Meet the Fannie and John Hertz Foundation: "The Hertz Foundation's mission is to build America's capacity for innovation by nurturing remarkable applied scientists and engineers who show the most promise to change the world. With an invincible robot army." Emphasis, and wholly fabricated final sentence, are mine. According to Hertz's bio, he rose through the ranks from sportswriter to car salesman to taxi and bus manufacturer — and managed to score big defense contracts in the first and second world wars.

But Hertz was a man who wanted to give back to the community, and by giving back to the community, I mean turning his war profits into a fund to support military research. Edward "Father of the H-Bomb" Teller suggested that the applied sciences would be a good breeding ground for new and better killing technology, and the administration of the foundation was largely turned over to Lawrence Livermore National Laboratory.

Current board members include Wilson K. Talley, PhD, who was a member of Reagan administration's transition team "dealing with policy issues in space and national defense." Too Cold War? How about Ruth A. David, PhD, who started the Homeland Defense Strategic Thrust in 1999 "to address the growing national concern of multi-dimensional, asymmetric threats from rogue nations, sub-state terrorist groups, and domestic terrorists." Which was just about the time Condoleeza Rice was leaving her post at Stanford where, among other duties as provost, she managed the school's research funding budget.

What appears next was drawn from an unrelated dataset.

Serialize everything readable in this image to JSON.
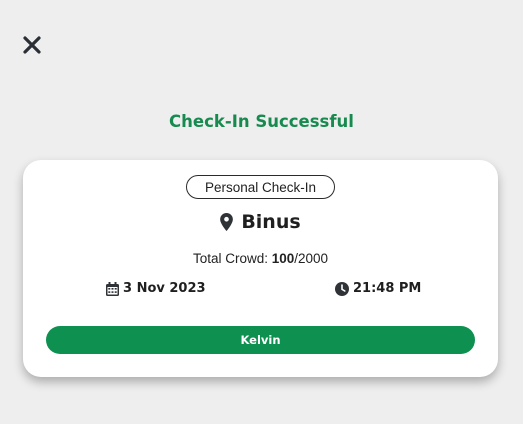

This isn't a conspiracy theory, because it doesn't have to be. When it comes to investment in truly new technology, the real money isn't in mobile devices or social networks — it's in weapons, incredibly scary weapons, and lots of them. I point it all out to remind everyone on the fifth anniversary of the Iraq War just who butters the bread around here. Now go turn those swords into plowshares. (Photo by Stanford News Service/L.A. Cicero)